[Data records]
********

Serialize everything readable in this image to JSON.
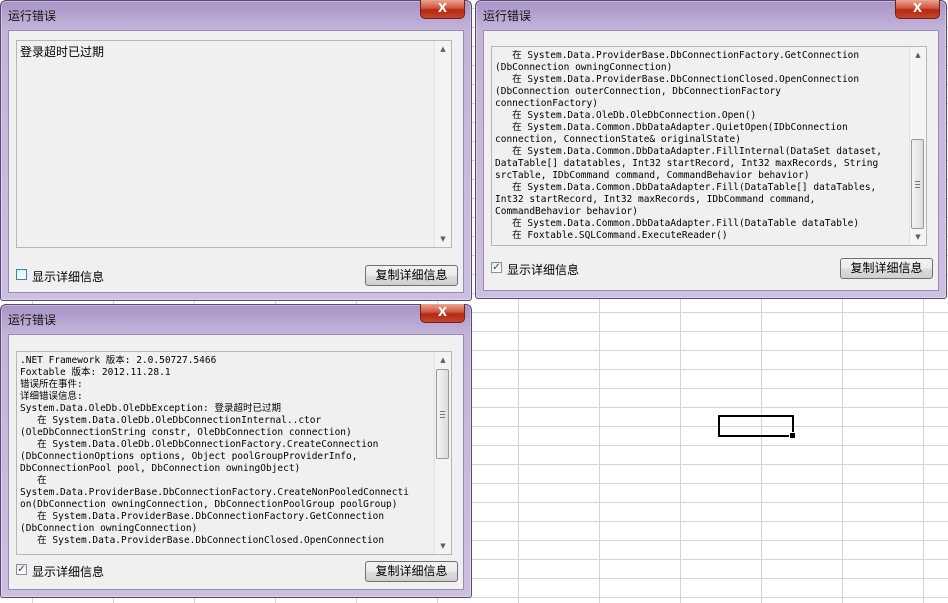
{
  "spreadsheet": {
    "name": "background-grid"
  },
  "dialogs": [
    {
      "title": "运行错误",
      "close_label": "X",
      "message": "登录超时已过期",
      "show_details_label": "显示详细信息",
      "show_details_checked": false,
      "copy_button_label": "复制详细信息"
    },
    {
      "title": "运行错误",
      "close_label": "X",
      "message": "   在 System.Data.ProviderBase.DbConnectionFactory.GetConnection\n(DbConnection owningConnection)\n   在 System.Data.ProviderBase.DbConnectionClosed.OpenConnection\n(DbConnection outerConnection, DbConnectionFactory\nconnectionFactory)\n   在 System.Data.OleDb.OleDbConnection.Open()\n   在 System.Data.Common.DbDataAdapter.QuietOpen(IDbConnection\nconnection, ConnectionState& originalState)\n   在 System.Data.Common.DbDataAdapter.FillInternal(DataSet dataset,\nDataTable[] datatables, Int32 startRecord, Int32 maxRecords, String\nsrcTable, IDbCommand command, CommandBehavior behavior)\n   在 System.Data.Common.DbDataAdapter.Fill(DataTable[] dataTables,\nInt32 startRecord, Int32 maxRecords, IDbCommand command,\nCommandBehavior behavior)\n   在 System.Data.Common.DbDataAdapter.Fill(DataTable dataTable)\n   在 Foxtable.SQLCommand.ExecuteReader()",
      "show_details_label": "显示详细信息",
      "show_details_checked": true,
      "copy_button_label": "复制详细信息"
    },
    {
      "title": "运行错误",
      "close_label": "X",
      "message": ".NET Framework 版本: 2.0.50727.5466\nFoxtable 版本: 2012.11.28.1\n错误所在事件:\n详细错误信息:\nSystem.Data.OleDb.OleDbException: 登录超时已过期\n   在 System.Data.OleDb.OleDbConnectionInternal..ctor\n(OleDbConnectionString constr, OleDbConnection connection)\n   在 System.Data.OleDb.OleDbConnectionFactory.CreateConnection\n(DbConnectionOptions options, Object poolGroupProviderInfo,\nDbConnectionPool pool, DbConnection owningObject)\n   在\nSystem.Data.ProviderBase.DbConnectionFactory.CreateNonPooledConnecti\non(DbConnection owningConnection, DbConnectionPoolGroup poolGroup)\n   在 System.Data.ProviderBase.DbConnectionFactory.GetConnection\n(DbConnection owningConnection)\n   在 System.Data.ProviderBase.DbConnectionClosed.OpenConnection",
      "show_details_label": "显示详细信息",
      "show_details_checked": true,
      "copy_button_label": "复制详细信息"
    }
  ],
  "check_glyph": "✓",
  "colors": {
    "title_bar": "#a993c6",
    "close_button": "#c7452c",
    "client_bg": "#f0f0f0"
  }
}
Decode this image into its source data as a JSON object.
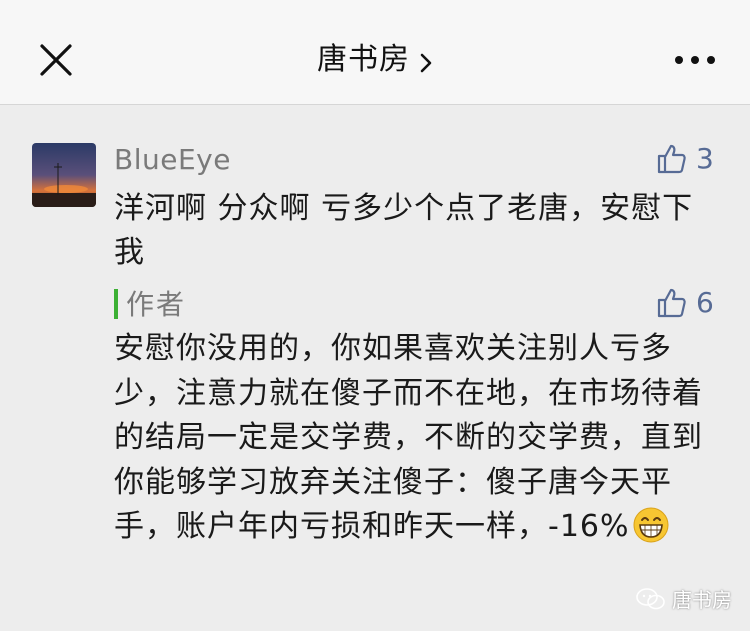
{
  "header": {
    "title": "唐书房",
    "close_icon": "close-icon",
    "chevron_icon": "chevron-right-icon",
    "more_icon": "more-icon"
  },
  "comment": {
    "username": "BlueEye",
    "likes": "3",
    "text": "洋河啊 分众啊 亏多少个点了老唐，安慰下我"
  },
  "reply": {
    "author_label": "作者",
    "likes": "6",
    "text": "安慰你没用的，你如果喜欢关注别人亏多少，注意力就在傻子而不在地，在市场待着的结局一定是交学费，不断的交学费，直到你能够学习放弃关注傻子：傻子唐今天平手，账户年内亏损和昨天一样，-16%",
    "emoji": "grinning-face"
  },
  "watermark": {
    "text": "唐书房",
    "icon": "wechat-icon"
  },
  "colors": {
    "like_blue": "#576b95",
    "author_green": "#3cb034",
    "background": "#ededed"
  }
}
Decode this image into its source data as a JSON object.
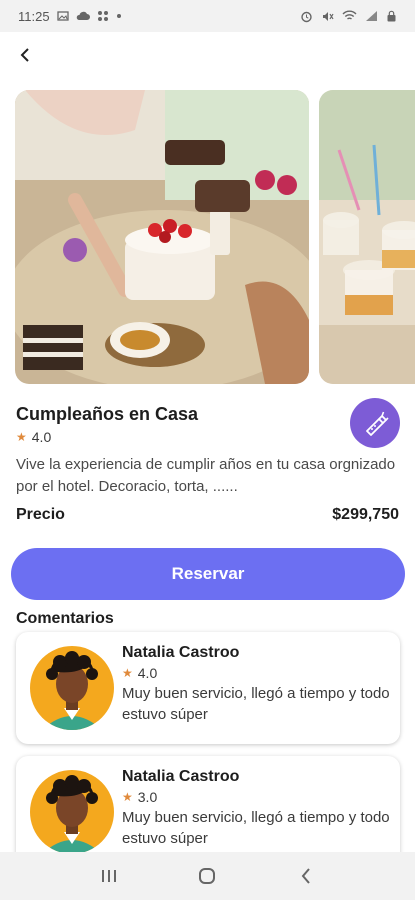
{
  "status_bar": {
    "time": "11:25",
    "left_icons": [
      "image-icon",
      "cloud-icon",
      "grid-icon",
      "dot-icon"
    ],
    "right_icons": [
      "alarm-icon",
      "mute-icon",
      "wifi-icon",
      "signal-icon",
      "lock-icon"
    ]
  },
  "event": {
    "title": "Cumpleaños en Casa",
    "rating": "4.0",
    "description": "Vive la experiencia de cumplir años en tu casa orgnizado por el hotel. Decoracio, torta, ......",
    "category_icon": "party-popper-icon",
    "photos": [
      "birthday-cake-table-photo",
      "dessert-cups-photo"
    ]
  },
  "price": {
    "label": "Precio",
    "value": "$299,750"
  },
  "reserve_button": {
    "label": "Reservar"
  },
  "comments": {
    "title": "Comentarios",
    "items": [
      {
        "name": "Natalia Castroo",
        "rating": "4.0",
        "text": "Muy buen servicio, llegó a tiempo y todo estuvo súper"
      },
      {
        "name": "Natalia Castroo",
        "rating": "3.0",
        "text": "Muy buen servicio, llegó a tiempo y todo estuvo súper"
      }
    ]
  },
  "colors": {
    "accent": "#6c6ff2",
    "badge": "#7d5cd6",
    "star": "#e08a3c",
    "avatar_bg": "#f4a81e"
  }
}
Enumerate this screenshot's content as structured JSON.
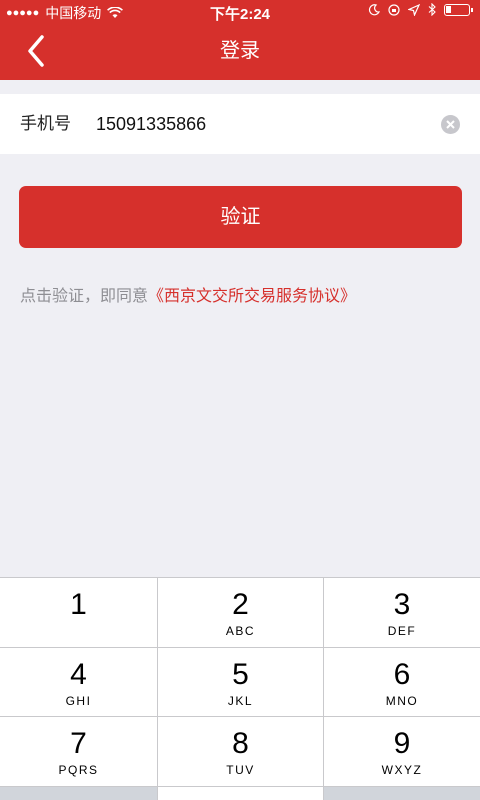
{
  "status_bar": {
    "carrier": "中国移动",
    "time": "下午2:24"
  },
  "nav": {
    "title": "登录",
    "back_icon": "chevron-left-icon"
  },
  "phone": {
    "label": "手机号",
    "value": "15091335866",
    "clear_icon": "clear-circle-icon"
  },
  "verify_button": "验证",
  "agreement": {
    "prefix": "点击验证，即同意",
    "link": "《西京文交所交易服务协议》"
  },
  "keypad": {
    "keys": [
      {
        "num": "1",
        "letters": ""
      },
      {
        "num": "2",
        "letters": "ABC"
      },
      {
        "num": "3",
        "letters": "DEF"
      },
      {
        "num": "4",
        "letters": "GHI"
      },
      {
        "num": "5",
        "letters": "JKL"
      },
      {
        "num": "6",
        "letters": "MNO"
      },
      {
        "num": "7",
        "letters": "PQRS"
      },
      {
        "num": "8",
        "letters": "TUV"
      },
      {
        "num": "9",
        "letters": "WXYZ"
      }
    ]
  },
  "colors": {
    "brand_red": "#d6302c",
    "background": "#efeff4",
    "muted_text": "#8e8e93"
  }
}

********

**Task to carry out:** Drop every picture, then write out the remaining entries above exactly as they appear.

**Solution to this problem:**
Serialize everything readable in this image to JSON.
{
  "spreadsheet": {
    "name": "background-grid"
  },
  "dialogs": [
    {
      "title": "运行错误",
      "close_label": "X",
      "message": "登录超时已过期",
      "show_details_label": "显示详细信息",
      "show_details_checked": false,
      "copy_button_label": "复制详细信息"
    },
    {
      "title": "运行错误",
      "close_label": "X",
      "message": "   在 System.Data.ProviderBase.DbConnectionFactory.GetConnection\n(DbConnection owningConnection)\n   在 System.Data.ProviderBase.DbConnectionClosed.OpenConnection\n(DbConnection outerConnection, DbConnectionFactory\nconnectionFactory)\n   在 System.Data.OleDb.OleDbConnection.Open()\n   在 System.Data.Common.DbDataAdapter.QuietOpen(IDbConnection\nconnection, ConnectionState& originalState)\n   在 System.Data.Common.DbDataAdapter.FillInternal(DataSet dataset,\nDataTable[] datatables, Int32 startRecord, Int32 maxRecords, String\nsrcTable, IDbCommand command, CommandBehavior behavior)\n   在 System.Data.Common.DbDataAdapter.Fill(DataTable[] dataTables,\nInt32 startRecord, Int32 maxRecords, IDbCommand command,\nCommandBehavior behavior)\n   在 System.Data.Common.DbDataAdapter.Fill(DataTable dataTable)\n   在 Foxtable.SQLCommand.ExecuteReader()",
      "show_details_label": "显示详细信息",
      "show_details_checked": true,
      "copy_button_label": "复制详细信息"
    },
    {
      "title": "运行错误",
      "close_label": "X",
      "message": ".NET Framework 版本: 2.0.50727.5466\nFoxtable 版本: 2012.11.28.1\n错误所在事件:\n详细错误信息:\nSystem.Data.OleDb.OleDbException: 登录超时已过期\n   在 System.Data.OleDb.OleDbConnectionInternal..ctor\n(OleDbConnectionString constr, OleDbConnection connection)\n   在 System.Data.OleDb.OleDbConnectionFactory.CreateConnection\n(DbConnectionOptions options, Object poolGroupProviderInfo,\nDbConnectionPool pool, DbConnection owningObject)\n   在\nSystem.Data.ProviderBase.DbConnectionFactory.CreateNonPooledConnecti\non(DbConnection owningConnection, DbConnectionPoolGroup poolGroup)\n   在 System.Data.ProviderBase.DbConnectionFactory.GetConnection\n(DbConnection owningConnection)\n   在 System.Data.ProviderBase.DbConnectionClosed.OpenConnection",
      "show_details_label": "显示详细信息",
      "show_details_checked": true,
      "copy_button_label": "复制详细信息"
    }
  ],
  "check_glyph": "✓",
  "colors": {
    "title_bar": "#a993c6",
    "close_button": "#c7452c",
    "client_bg": "#f0f0f0"
  }
}
Decode this image into its source data as a JSON object.
{
  "header": {
    "title": "唐书房",
    "close_icon": "close-icon",
    "chevron_icon": "chevron-right-icon",
    "more_icon": "more-icon"
  },
  "comment": {
    "username": "BlueEye",
    "likes": "3",
    "text": "洋河啊 分众啊 亏多少个点了老唐，安慰下我"
  },
  "reply": {
    "author_label": "作者",
    "likes": "6",
    "text": "安慰你没用的，你如果喜欢关注别人亏多少，注意力就在傻子而不在地，在市场待着的结局一定是交学费，不断的交学费，直到你能够学习放弃关注傻子：傻子唐今天平手，账户年内亏损和昨天一样，-16%",
    "emoji": "grinning-face"
  },
  "watermark": {
    "text": "唐书房",
    "icon": "wechat-icon"
  },
  "colors": {
    "like_blue": "#576b95",
    "author_green": "#3cb034",
    "background": "#ededed"
  }
}
Decode this image into its source data as a JSON object.
{
  "status_bar": {
    "time": "11:25",
    "left_icons": [
      "image-icon",
      "cloud-icon",
      "grid-icon",
      "dot-icon"
    ],
    "right_icons": [
      "alarm-icon",
      "mute-icon",
      "wifi-icon",
      "signal-icon",
      "lock-icon"
    ]
  },
  "event": {
    "title": "Cumpleaños en Casa",
    "rating": "4.0",
    "description": "Vive la experiencia de cumplir años en tu casa orgnizado por el hotel. Decoracio, torta, ......",
    "category_icon": "party-popper-icon",
    "photos": [
      "birthday-cake-table-photo",
      "dessert-cups-photo"
    ]
  },
  "price": {
    "label": "Precio",
    "value": "$299,750"
  },
  "reserve_button": {
    "label": "Reservar"
  },
  "comments": {
    "title": "Comentarios",
    "items": [
      {
        "name": "Natalia Castroo",
        "rating": "4.0",
        "text": "Muy buen servicio, llegó a tiempo y todo estuvo súper"
      },
      {
        "name": "Natalia Castroo",
        "rating": "3.0",
        "text": "Muy buen servicio, llegó a tiempo y todo estuvo súper"
      }
    ]
  },
  "colors": {
    "accent": "#6c6ff2",
    "badge": "#7d5cd6",
    "star": "#e08a3c",
    "avatar_bg": "#f4a81e"
  }
}
Enumerate this screenshot's content as structured JSON.
{
  "status_bar": {
    "carrier": "中国移动",
    "time": "下午2:24"
  },
  "nav": {
    "title": "登录",
    "back_icon": "chevron-left-icon"
  },
  "phone": {
    "label": "手机号",
    "value": "15091335866",
    "clear_icon": "clear-circle-icon"
  },
  "verify_button": "验证",
  "agreement": {
    "prefix": "点击验证，即同意",
    "link": "《西京文交所交易服务协议》"
  },
  "keypad": {
    "keys": [
      {
        "num": "1",
        "letters": ""
      },
      {
        "num": "2",
        "letters": "ABC"
      },
      {
        "num": "3",
        "letters": "DEF"
      },
      {
        "num": "4",
        "letters": "GHI"
      },
      {
        "num": "5",
        "letters": "JKL"
      },
      {
        "num": "6",
        "letters": "MNO"
      },
      {
        "num": "7",
        "letters": "PQRS"
      },
      {
        "num": "8",
        "letters": "TUV"
      },
      {
        "num": "9",
        "letters": "WXYZ"
      }
    ]
  },
  "colors": {
    "brand_red": "#d6302c",
    "background": "#efeff4",
    "muted_text": "#8e8e93"
  }
}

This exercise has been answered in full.